*Work order:*
Which of the lines below hold the word "Warehouse"? Pull each of them out.

Given entries: Begin

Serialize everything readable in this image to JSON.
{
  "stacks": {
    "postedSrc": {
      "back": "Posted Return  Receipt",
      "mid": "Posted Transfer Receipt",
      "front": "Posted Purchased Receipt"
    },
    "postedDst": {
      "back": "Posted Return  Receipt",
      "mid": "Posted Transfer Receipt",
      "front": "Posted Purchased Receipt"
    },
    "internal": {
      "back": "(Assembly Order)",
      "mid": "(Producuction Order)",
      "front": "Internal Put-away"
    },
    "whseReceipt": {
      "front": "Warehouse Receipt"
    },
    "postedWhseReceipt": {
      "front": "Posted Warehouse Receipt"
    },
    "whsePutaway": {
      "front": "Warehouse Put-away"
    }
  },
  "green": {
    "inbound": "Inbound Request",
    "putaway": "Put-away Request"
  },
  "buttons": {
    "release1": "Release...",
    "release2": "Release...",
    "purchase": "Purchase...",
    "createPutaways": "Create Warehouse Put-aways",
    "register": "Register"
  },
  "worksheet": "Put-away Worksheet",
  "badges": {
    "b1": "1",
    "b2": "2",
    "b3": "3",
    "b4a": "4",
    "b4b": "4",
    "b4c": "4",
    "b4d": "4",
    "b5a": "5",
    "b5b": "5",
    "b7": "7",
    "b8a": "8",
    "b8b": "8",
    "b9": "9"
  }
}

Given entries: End
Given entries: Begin

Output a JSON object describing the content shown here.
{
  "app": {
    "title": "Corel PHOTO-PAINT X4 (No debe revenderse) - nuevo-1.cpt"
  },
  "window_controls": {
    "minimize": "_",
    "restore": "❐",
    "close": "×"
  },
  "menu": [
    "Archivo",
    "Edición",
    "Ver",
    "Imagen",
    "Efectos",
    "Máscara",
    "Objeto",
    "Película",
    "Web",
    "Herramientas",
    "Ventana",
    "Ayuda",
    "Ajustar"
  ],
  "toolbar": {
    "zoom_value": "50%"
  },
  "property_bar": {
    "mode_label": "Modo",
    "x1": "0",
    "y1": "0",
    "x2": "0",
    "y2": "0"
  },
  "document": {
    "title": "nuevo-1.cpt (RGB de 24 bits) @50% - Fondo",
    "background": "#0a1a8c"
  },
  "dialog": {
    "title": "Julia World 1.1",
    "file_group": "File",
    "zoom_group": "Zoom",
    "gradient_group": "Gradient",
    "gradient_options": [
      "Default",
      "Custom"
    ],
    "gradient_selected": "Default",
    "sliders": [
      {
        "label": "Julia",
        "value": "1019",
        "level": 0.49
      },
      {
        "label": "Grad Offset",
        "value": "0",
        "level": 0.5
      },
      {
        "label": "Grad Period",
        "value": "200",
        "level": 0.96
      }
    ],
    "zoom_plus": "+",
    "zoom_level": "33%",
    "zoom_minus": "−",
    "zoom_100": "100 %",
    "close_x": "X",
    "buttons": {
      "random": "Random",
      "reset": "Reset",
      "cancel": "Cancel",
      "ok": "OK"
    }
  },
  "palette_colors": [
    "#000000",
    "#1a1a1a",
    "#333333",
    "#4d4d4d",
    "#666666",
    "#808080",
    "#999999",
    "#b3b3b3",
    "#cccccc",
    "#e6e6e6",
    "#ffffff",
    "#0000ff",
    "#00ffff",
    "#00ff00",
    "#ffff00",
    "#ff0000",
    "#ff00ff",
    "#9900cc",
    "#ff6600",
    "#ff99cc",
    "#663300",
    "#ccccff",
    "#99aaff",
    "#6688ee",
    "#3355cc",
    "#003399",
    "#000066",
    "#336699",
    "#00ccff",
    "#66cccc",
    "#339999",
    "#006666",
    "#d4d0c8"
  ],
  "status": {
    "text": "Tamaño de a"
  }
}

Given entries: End

*Task response:*
      "front": "Warehouse Receipt"
      "front": "Posted Warehouse Receipt"
      "front": "Warehouse Put-away"
    "createPutaways": "Create Warehouse Put-aways",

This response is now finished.